In the wake of demonstrations protesting the ouster of Muhammad Yunus from Grameen Bank, the US publicity machine is gearing up, with a “special theatrical event” (Robert De Niro! Matt Damon! Suze Orman!) scheduled for March 31. Judging by the trailer, it’s going to be full of fluff, not particularly timely, and will concentrate mainly on the minuscule Grameen America — which has currently raised $275.40 towards building its first branch.
Antony Currie wants a bit more clarity on why the Federal Reserve seems to be happy with Bank of America paying a dividend of 1 cent per quarter, but unhappy with a dividend of 5 cents per quarter. “It’s not clear,” he writes, “whether the Fed is worried about BofA’s core earnings falling short or about potential losses being higher than the bank projected, to pick a couple of possible concerns.”

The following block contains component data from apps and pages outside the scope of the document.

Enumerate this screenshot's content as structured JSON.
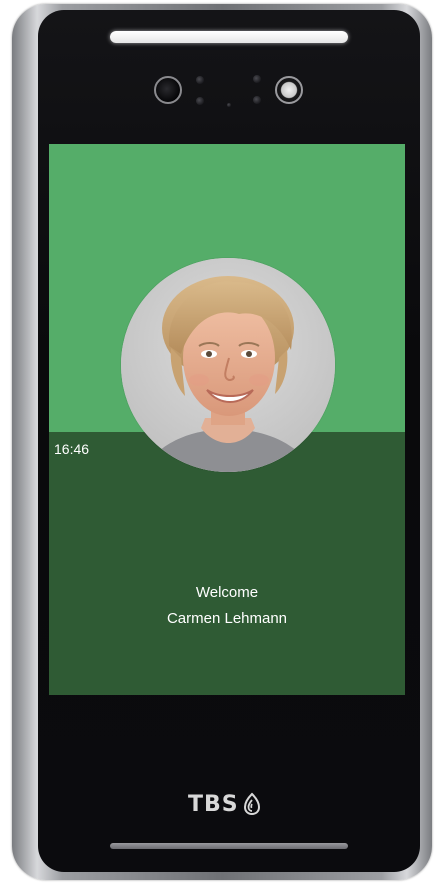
{
  "screen": {
    "time": "16:46",
    "greeting": "Welcome",
    "user_name": "Carmen Lehmann"
  },
  "device": {
    "brand": "TBS",
    "brand_icon": "fingerprint-icon"
  },
  "colors": {
    "screen_top": "#55ad69",
    "screen_bottom": "#2f5b34",
    "text": "#ffffff"
  }
}
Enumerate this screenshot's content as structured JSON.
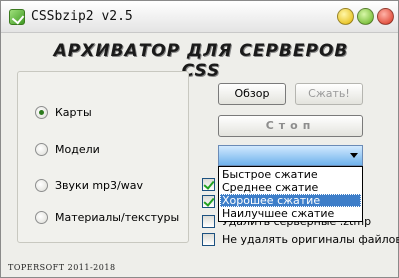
{
  "window": {
    "title": "CSSbzip2 v2.5",
    "banner": "АРХИВАТОР ДЛЯ СЕРВЕРОВ CSS"
  },
  "radios": {
    "items": [
      {
        "label": "Карты",
        "checked": true
      },
      {
        "label": "Модели",
        "checked": false
      },
      {
        "label": "Звуки mp3/wav",
        "checked": false
      },
      {
        "label": "Материалы/текстуры",
        "checked": false
      }
    ]
  },
  "buttons": {
    "browse": "Обзор",
    "compress": "Сжать!",
    "stop": "Стоп"
  },
  "compression": {
    "selected": "",
    "options": [
      "Быстрое сжатие",
      "Среднее сжатие",
      "Хорошее сжатие",
      "Наилучшее сжатие"
    ],
    "highlighted_index": 2
  },
  "checkboxes": [
    {
      "label": "",
      "checked": true
    },
    {
      "label": "",
      "checked": true
    },
    {
      "label": "Удалить серверные .ztmp",
      "checked": false
    },
    {
      "label": "Не удалять оригиналы файлов",
      "checked": false
    }
  ],
  "footer": {
    "text": "TOPERSOFT 2011-2018"
  }
}
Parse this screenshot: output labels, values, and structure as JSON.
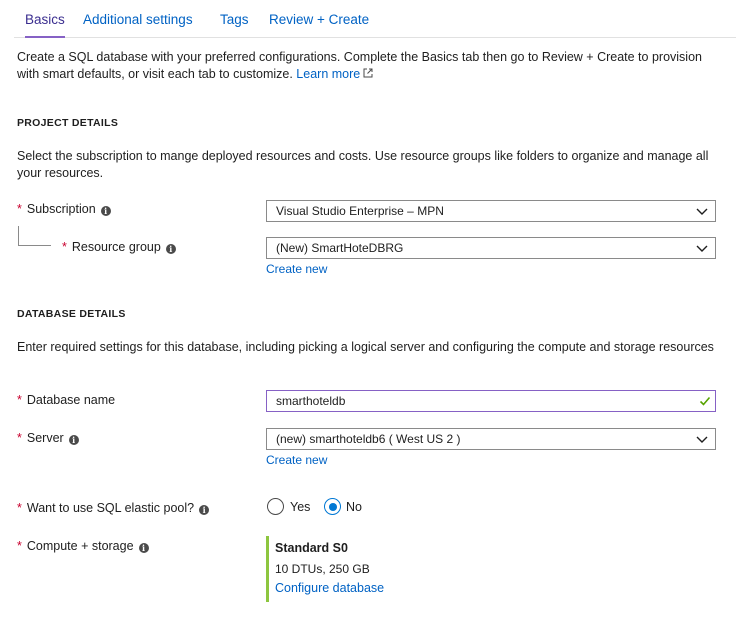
{
  "tabs": [
    {
      "label": "Basics",
      "active": true
    },
    {
      "label": "Additional settings",
      "active": false
    },
    {
      "label": "Tags",
      "active": false
    },
    {
      "label": "Review + Create",
      "active": false
    }
  ],
  "intro": {
    "text": "Create a SQL database with your preferred configurations. Complete the Basics tab then go to Review + Create to provision with smart defaults, or visit each tab to customize.",
    "learn_more": "Learn more"
  },
  "project": {
    "title": "PROJECT DETAILS",
    "description": "Select the subscription to mange deployed resources and costs. Use resource groups like folders to organize and manage all your resources.",
    "subscription_label": "Subscription",
    "subscription_value": "Visual Studio Enterprise – MPN",
    "resource_group_label": "Resource group",
    "resource_group_value": "(New) SmartHoteDBRG",
    "create_new": "Create new"
  },
  "database": {
    "title": "DATABASE DETAILS",
    "description": "Enter required settings for this database, including picking a logical server and configuring the compute and storage resources",
    "name_label": "Database name",
    "name_value": "smarthoteldb",
    "server_label": "Server",
    "server_value": "(new) smarthoteldb6 ( West US 2 )",
    "create_new": "Create new",
    "elastic_label": "Want to use SQL elastic pool?",
    "elastic_yes": "Yes",
    "elastic_no": "No",
    "elastic_selected": "No",
    "compute_label": "Compute + storage",
    "compute_tier": "Standard S0",
    "compute_details": "10 DTUs, 250 GB",
    "compute_link": "Configure database"
  },
  "colors": {
    "link": "#0062c4",
    "required": "#c8002e",
    "accent": "#8661c5",
    "radio": "#0078d4",
    "compute_bar": "#8dc63f",
    "valid_check": "#57a300"
  },
  "icons": {
    "info": "info-icon",
    "external": "external-link-icon",
    "chevron": "chevron-down-icon",
    "check": "checkmark-icon"
  }
}
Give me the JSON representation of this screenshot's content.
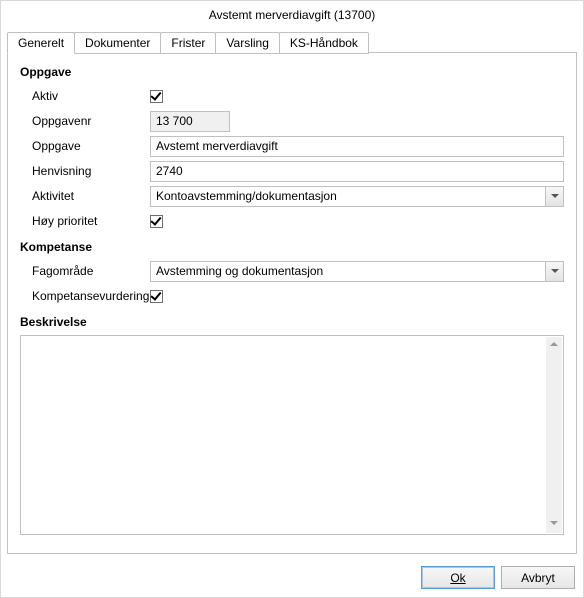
{
  "title": "Avstemt merverdiavgift (13700)",
  "tabs": {
    "generelt": "Generelt",
    "dokumenter": "Dokumenter",
    "frister": "Frister",
    "varsling": "Varsling",
    "kshandbok": "KS-Håndbok"
  },
  "sections": {
    "oppgave": "Oppgave",
    "kompetanse": "Kompetanse",
    "beskrivelse": "Beskrivelse"
  },
  "labels": {
    "aktiv": "Aktiv",
    "oppgavenr": "Oppgavenr",
    "oppgave": "Oppgave",
    "henvisning": "Henvisning",
    "aktivitet": "Aktivitet",
    "hoy_prioritet": "Høy prioritet",
    "fagomrade": "Fagområde",
    "kompetansevurdering": "Kompetansevurdering"
  },
  "values": {
    "oppgavenr": "13 700",
    "oppgave": "Avstemt merverdiavgift",
    "henvisning": "2740",
    "aktivitet": "Kontoavstemming/dokumentasjon",
    "fagomrade": "Avstemming og dokumentasjon",
    "beskrivelse": ""
  },
  "checks": {
    "aktiv": true,
    "hoy_prioritet": true,
    "kompetansevurdering": true
  },
  "buttons": {
    "ok": "Ok",
    "avbryt": "Avbryt"
  }
}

There’s one aspect of the NYT paywall which hasn’t got as much attention as it deserves — and that’s the idea that the NYT will be able to charge higher CPMs for ads behind the paywall than it currently gets for ads on a free site. Gordon Crovitz, the former publisher of the WSJ who now has a paywall product of his own, points out that if people pay for a subscription, that’s an excellent indicator of the “engagement” that advertisers and agencies are looking for. As a result, he says, publishers can charge a CPM premium of about 30% for behind-the-paywall pageviews.
I had a pretty involved Twitter conversation with TED today on the implications of the fact that fewer companies are going public. We’re both agreed that from a corporate-finance perspective, the trend makes perfect sense: the all-in cost of private equity is lower than the cost of going public. (For reasons why that might be the case, see here or here for starters.) But broadly speaking, from a public-policy perspective, is this a good thing or a bad thing? My thesis is that it’s a bad thing.